HOW TO COMPLETE THIS TASK: Copy every record that appears below, exactly as it stands.

DATA SUPPLIED:
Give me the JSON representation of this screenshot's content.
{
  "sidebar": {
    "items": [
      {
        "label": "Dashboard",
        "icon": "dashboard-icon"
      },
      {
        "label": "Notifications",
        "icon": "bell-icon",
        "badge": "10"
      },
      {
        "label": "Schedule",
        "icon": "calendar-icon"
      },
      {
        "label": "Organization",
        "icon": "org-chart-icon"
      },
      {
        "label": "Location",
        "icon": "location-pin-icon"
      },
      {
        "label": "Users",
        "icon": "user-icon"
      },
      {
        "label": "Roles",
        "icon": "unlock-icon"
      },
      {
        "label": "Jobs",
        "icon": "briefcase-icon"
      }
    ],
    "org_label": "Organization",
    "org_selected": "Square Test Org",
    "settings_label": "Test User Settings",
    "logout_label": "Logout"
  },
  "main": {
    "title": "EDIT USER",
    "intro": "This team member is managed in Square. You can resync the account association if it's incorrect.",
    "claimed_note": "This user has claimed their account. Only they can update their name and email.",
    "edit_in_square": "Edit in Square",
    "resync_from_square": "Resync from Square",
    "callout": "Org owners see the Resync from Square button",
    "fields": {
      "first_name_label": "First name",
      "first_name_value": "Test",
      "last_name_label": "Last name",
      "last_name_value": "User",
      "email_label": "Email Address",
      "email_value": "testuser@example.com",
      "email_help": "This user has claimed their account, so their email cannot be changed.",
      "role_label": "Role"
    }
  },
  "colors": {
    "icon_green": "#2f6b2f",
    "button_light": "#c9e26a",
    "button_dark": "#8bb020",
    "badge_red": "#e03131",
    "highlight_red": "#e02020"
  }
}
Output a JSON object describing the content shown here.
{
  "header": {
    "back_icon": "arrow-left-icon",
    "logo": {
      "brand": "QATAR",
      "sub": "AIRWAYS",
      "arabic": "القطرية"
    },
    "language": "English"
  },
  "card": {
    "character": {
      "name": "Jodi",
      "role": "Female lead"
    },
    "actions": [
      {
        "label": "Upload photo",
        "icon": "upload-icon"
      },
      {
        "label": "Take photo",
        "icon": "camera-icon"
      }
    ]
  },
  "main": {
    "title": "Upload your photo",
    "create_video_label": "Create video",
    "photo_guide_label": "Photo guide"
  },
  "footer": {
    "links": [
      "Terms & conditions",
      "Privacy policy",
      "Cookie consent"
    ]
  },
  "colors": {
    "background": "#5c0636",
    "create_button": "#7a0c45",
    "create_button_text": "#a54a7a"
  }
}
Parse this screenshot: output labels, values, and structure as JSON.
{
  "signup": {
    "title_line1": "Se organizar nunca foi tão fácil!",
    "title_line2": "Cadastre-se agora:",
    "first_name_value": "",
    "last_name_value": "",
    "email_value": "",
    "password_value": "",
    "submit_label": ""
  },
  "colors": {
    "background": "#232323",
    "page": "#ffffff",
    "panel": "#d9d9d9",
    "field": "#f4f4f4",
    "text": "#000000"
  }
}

THE COMPLETED TASK:
Give me the JSON representation of this screenshot's content.
{
  "sidebar": {
    "items": [
      {
        "label": "Dashboard",
        "icon": "dashboard-icon"
      },
      {
        "label": "Notifications",
        "icon": "bell-icon",
        "badge": "10"
      },
      {
        "label": "Schedule",
        "icon": "calendar-icon"
      },
      {
        "label": "Organization",
        "icon": "org-chart-icon"
      },
      {
        "label": "Location",
        "icon": "location-pin-icon"
      },
      {
        "label": "Users",
        "icon": "user-icon"
      },
      {
        "label": "Roles",
        "icon": "unlock-icon"
      },
      {
        "label": "Jobs",
        "icon": "briefcase-icon"
      }
    ],
    "org_label": "Organization",
    "org_selected": "Square Test Org",
    "settings_label": "Test User Settings",
    "logout_label": "Logout"
  },
  "main": {
    "title": "EDIT USER",
    "intro": "This team member is managed in Square. You can resync the account association if it's incorrect.",
    "claimed_note": "This user has claimed their account. Only they can update their name and email.",
    "edit_in_square": "Edit in Square",
    "resync_from_square": "Resync from Square",
    "callout": "Org owners see the Resync from Square button",
    "fields": {
      "first_name_label": "First name",
      "first_name_value": "Test",
      "last_name_label": "Last name",
      "last_name_value": "User",
      "email_label": "Email Address",
      "email_value": "testuser@example.com",
      "email_help": "This user has claimed their account, so their email cannot be changed.",
      "role_label": "Role"
    }
  },
  "colors": {
    "icon_green": "#2f6b2f",
    "button_light": "#c9e26a",
    "button_dark": "#8bb020",
    "badge_red": "#e03131",
    "highlight_red": "#e02020"
  }
}
Output a JSON object describing the content shown here.
{
  "header": {
    "back_icon": "arrow-left-icon",
    "logo": {
      "brand": "QATAR",
      "sub": "AIRWAYS",
      "arabic": "القطرية"
    },
    "language": "English"
  },
  "card": {
    "character": {
      "name": "Jodi",
      "role": "Female lead"
    },
    "actions": [
      {
        "label": "Upload photo",
        "icon": "upload-icon"
      },
      {
        "label": "Take photo",
        "icon": "camera-icon"
      }
    ]
  },
  "main": {
    "title": "Upload your photo",
    "create_video_label": "Create video",
    "photo_guide_label": "Photo guide"
  },
  "footer": {
    "links": [
      "Terms & conditions",
      "Privacy policy",
      "Cookie consent"
    ]
  },
  "colors": {
    "background": "#5c0636",
    "create_button": "#7a0c45",
    "create_button_text": "#a54a7a"
  }
}
Parse this screenshot: output labels, values, and structure as JSON.
{
  "signup": {
    "title_line1": "Se organizar nunca foi tão fácil!",
    "title_line2": "Cadastre-se agora:",
    "first_name_value": "",
    "last_name_value": "",
    "email_value": "",
    "password_value": "",
    "submit_label": ""
  },
  "colors": {
    "background": "#232323",
    "page": "#ffffff",
    "panel": "#d9d9d9",
    "field": "#f4f4f4",
    "text": "#000000"
  }
}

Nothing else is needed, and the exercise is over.